Task instructions
The full listing, word for word and free of images, is the expected result.

Information shown

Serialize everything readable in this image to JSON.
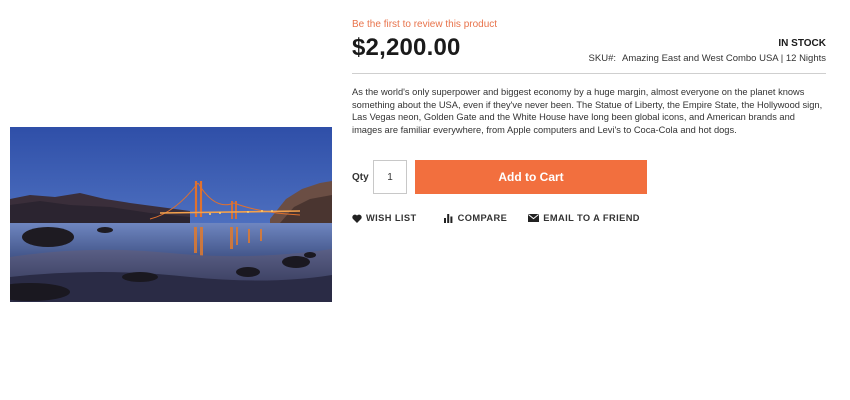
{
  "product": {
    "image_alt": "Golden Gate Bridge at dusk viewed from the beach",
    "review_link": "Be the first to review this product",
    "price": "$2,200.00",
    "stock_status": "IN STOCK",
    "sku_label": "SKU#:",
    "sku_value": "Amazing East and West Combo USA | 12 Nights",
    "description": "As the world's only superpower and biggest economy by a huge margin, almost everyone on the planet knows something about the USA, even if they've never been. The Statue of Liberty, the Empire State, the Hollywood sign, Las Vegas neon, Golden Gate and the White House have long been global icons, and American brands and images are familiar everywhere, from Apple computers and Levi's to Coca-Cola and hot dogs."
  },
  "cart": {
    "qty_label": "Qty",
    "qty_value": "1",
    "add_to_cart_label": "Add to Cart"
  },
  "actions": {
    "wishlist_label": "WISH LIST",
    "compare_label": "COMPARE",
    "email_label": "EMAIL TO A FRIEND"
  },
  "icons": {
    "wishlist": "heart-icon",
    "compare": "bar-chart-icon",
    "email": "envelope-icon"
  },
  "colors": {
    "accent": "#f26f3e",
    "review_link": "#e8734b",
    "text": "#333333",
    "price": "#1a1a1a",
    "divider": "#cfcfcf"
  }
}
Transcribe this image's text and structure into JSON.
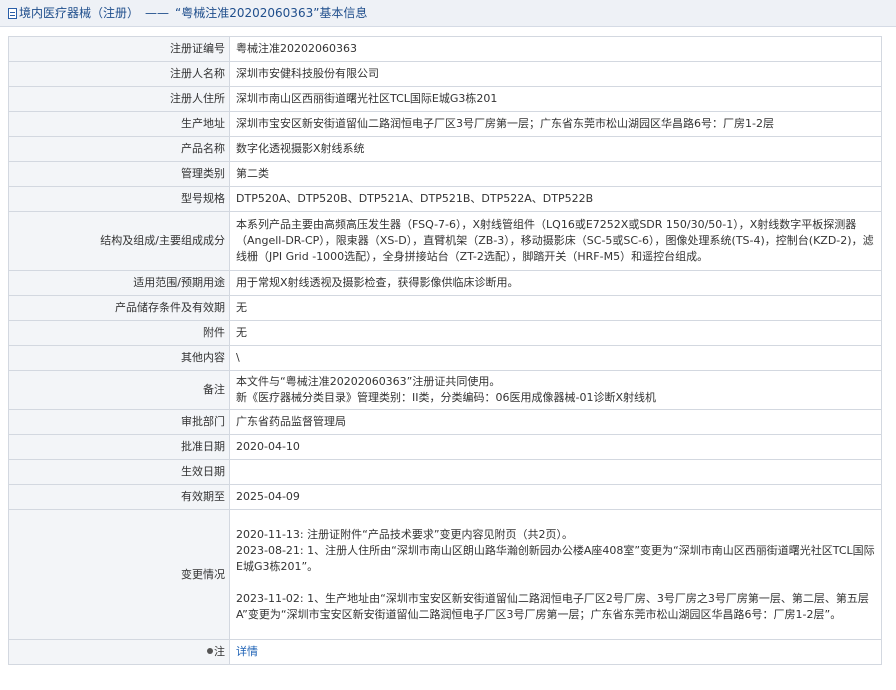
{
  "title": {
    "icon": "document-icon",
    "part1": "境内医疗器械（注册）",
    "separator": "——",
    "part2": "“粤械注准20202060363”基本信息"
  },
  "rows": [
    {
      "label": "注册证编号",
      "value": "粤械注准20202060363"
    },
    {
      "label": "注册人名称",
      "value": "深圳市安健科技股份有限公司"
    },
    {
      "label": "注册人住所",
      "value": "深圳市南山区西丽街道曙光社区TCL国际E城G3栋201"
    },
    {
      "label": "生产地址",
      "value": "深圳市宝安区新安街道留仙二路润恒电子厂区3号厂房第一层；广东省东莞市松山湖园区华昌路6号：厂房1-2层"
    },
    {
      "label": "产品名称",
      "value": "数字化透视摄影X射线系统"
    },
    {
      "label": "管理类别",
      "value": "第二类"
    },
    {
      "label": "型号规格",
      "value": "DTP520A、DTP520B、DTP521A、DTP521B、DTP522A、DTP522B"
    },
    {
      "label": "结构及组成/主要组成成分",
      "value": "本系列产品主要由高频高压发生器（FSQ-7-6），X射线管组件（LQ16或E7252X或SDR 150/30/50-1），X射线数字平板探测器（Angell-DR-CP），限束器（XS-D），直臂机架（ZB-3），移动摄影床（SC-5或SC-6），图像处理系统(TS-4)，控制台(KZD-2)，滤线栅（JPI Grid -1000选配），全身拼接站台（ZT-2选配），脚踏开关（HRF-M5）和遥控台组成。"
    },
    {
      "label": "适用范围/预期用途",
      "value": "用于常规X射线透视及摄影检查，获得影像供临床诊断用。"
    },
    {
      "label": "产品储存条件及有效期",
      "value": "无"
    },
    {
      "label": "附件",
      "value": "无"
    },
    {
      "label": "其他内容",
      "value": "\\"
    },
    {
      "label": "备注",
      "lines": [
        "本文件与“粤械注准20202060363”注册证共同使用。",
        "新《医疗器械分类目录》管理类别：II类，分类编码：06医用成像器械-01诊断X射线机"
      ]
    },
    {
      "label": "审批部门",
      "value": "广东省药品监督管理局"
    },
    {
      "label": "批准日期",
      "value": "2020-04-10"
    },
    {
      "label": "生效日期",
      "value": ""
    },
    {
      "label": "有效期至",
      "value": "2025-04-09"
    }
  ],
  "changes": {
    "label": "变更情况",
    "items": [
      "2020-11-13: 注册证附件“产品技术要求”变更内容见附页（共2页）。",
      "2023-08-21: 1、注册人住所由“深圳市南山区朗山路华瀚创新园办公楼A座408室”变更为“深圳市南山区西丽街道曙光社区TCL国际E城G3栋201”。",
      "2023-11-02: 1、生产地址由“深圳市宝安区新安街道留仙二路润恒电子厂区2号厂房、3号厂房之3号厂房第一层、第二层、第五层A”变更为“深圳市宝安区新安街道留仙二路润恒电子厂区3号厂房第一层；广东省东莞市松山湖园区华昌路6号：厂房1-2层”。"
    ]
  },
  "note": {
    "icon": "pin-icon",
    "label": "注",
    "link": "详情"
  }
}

Finished exercise
Serialize everything readable in this image to JSON.
{
  "product": {
    "image_alt": "Golden Gate Bridge at dusk viewed from the beach",
    "review_link": "Be the first to review this product",
    "price": "$2,200.00",
    "stock_status": "IN STOCK",
    "sku_label": "SKU#:",
    "sku_value": "Amazing East and West Combo USA | 12 Nights",
    "description": "As the world's only superpower and biggest economy by a huge margin, almost everyone on the planet knows something about the USA, even if they've never been. The Statue of Liberty, the Empire State, the Hollywood sign, Las Vegas neon, Golden Gate and the White House have long been global icons, and American brands and images are familiar everywhere, from Apple computers and Levi's to Coca-Cola and hot dogs."
  },
  "cart": {
    "qty_label": "Qty",
    "qty_value": "1",
    "add_to_cart_label": "Add to Cart"
  },
  "actions": {
    "wishlist_label": "WISH LIST",
    "compare_label": "COMPARE",
    "email_label": "EMAIL TO A FRIEND"
  },
  "icons": {
    "wishlist": "heart-icon",
    "compare": "bar-chart-icon",
    "email": "envelope-icon"
  },
  "colors": {
    "accent": "#f26f3e",
    "review_link": "#e8734b",
    "text": "#333333",
    "price": "#1a1a1a",
    "divider": "#cfcfcf"
  }
}
Transcribe this image's text and structure into JSON.
{
  "title": {
    "icon": "document-icon",
    "part1": "境内医疗器械（注册）",
    "separator": "——",
    "part2": "“粤械注准20202060363”基本信息"
  },
  "rows": [
    {
      "label": "注册证编号",
      "value": "粤械注准20202060363"
    },
    {
      "label": "注册人名称",
      "value": "深圳市安健科技股份有限公司"
    },
    {
      "label": "注册人住所",
      "value": "深圳市南山区西丽街道曙光社区TCL国际E城G3栋201"
    },
    {
      "label": "生产地址",
      "value": "深圳市宝安区新安街道留仙二路润恒电子厂区3号厂房第一层；广东省东莞市松山湖园区华昌路6号：厂房1-2层"
    },
    {
      "label": "产品名称",
      "value": "数字化透视摄影X射线系统"
    },
    {
      "label": "管理类别",
      "value": "第二类"
    },
    {
      "label": "型号规格",
      "value": "DTP520A、DTP520B、DTP521A、DTP521B、DTP522A、DTP522B"
    },
    {
      "label": "结构及组成/主要组成成分",
      "value": "本系列产品主要由高频高压发生器（FSQ-7-6），X射线管组件（LQ16或E7252X或SDR 150/30/50-1），X射线数字平板探测器（Angell-DR-CP），限束器（XS-D），直臂机架（ZB-3），移动摄影床（SC-5或SC-6），图像处理系统(TS-4)，控制台(KZD-2)，滤线栅（JPI Grid -1000选配），全身拼接站台（ZT-2选配），脚踏开关（HRF-M5）和遥控台组成。"
    },
    {
      "label": "适用范围/预期用途",
      "value": "用于常规X射线透视及摄影检查，获得影像供临床诊断用。"
    },
    {
      "label": "产品储存条件及有效期",
      "value": "无"
    },
    {
      "label": "附件",
      "value": "无"
    },
    {
      "label": "其他内容",
      "value": "\\"
    },
    {
      "label": "备注",
      "lines": [
        "本文件与“粤械注准20202060363”注册证共同使用。",
        "新《医疗器械分类目录》管理类别：II类，分类编码：06医用成像器械-01诊断X射线机"
      ]
    },
    {
      "label": "审批部门",
      "value": "广东省药品监督管理局"
    },
    {
      "label": "批准日期",
      "value": "2020-04-10"
    },
    {
      "label": "生效日期",
      "value": ""
    },
    {
      "label": "有效期至",
      "value": "2025-04-09"
    }
  ],
  "changes": {
    "label": "变更情况",
    "items": [
      "2020-11-13: 注册证附件“产品技术要求”变更内容见附页（共2页）。",
      "2023-08-21: 1、注册人住所由“深圳市南山区朗山路华瀚创新园办公楼A座408室”变更为“深圳市南山区西丽街道曙光社区TCL国际E城G3栋201”。",
      "2023-11-02: 1、生产地址由“深圳市宝安区新安街道留仙二路润恒电子厂区2号厂房、3号厂房之3号厂房第一层、第二层、第五层A”变更为“深圳市宝安区新安街道留仙二路润恒电子厂区3号厂房第一层；广东省东莞市松山湖园区华昌路6号：厂房1-2层”。"
    ]
  },
  "note": {
    "icon": "pin-icon",
    "label": "注",
    "link": "详情"
  }
}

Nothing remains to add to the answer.